Direction: José Antonio Maenza
Before starting, a warning: this is not a film. This is the copycat of a film that was never staged. What’s more, this is the half of the four-hour copycat that is still conserved in the archives of Pere Portabella and which is also silent, without any sound. Therefore, the experience of watching it is unique. More so in a case like that of Maenza, such a lover of chaos and the unfinished. Hortensia/Beancé has the chronology of filming, with all of the scenes mixed up, the clapperboards on the screen, faces looking into the camera or retakes. All of this enables us to understand the author’s mental puzzle better and try to compose it in our minds. Enjoying the stimulation of the sketch and visiting the anteroom, which many times is more a reflection of the essence of the work tan the final result.
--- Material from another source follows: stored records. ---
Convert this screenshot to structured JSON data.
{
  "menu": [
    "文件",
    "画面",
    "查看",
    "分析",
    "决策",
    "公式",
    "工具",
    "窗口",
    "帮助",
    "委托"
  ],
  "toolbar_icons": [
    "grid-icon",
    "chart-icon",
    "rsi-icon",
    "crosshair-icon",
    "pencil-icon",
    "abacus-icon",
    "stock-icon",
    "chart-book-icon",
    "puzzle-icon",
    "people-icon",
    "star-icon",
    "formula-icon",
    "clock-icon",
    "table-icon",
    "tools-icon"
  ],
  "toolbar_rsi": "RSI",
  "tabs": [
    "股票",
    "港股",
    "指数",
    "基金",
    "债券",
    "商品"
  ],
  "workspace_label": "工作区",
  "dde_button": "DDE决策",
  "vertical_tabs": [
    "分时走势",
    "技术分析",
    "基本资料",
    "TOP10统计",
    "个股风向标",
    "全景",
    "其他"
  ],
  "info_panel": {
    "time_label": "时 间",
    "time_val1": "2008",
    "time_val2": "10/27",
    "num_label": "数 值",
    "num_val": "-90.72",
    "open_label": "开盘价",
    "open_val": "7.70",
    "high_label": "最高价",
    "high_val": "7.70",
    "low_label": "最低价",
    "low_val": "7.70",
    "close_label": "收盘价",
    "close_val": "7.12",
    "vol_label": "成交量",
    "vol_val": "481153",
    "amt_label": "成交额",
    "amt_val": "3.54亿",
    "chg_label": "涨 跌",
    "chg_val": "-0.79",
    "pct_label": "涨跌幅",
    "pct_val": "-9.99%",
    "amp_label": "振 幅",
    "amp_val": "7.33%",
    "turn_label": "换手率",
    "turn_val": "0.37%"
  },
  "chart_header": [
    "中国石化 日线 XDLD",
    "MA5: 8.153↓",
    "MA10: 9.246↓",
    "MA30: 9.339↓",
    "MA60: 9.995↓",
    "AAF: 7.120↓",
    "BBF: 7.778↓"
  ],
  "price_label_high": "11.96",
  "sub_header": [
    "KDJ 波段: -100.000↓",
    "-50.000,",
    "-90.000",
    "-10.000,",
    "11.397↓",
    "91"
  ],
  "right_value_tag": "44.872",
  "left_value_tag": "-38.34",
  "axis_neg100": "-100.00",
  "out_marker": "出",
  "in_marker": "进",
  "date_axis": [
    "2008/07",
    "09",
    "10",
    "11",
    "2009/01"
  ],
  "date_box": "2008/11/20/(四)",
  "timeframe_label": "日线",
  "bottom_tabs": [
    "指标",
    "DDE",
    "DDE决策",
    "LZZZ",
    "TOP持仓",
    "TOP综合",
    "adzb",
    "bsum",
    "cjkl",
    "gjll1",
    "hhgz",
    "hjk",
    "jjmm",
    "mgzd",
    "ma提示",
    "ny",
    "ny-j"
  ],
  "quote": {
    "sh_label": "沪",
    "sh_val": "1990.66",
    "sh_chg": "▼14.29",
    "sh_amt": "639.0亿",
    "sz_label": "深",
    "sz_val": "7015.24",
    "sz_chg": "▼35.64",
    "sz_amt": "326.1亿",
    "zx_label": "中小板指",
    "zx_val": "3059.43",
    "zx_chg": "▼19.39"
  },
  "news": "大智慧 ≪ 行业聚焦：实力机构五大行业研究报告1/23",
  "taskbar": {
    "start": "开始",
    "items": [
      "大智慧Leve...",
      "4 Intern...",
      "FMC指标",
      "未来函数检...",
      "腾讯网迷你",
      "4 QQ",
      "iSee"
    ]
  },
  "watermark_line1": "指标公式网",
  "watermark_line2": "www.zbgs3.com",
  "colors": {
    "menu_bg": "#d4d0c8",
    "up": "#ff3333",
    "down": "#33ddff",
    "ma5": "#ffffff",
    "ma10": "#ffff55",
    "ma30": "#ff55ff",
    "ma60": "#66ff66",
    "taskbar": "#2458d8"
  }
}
We are now in Barcelona, at the end of the 1960s, Maenza’s third and final film which is the most seriously made, if serious can be understood by a producer, a photography director and make-up. The excellent work in Manel Esteban’s images takes us aesthetically to Japan, with highly pictorial compositions influenced by No theatre and taking advantage of the textures of the sound negative. In this atmosphere and with this chaos, we will see the first nude images of Emma Cohen which is penetrated cinematographically by the camera; a very young Félix de Azúa intoning the Goldberg (said to be better than Glen Gould); Irazoki de Pasolini entering a book store astride a motorbike or Vila-Matas dancing on a tile.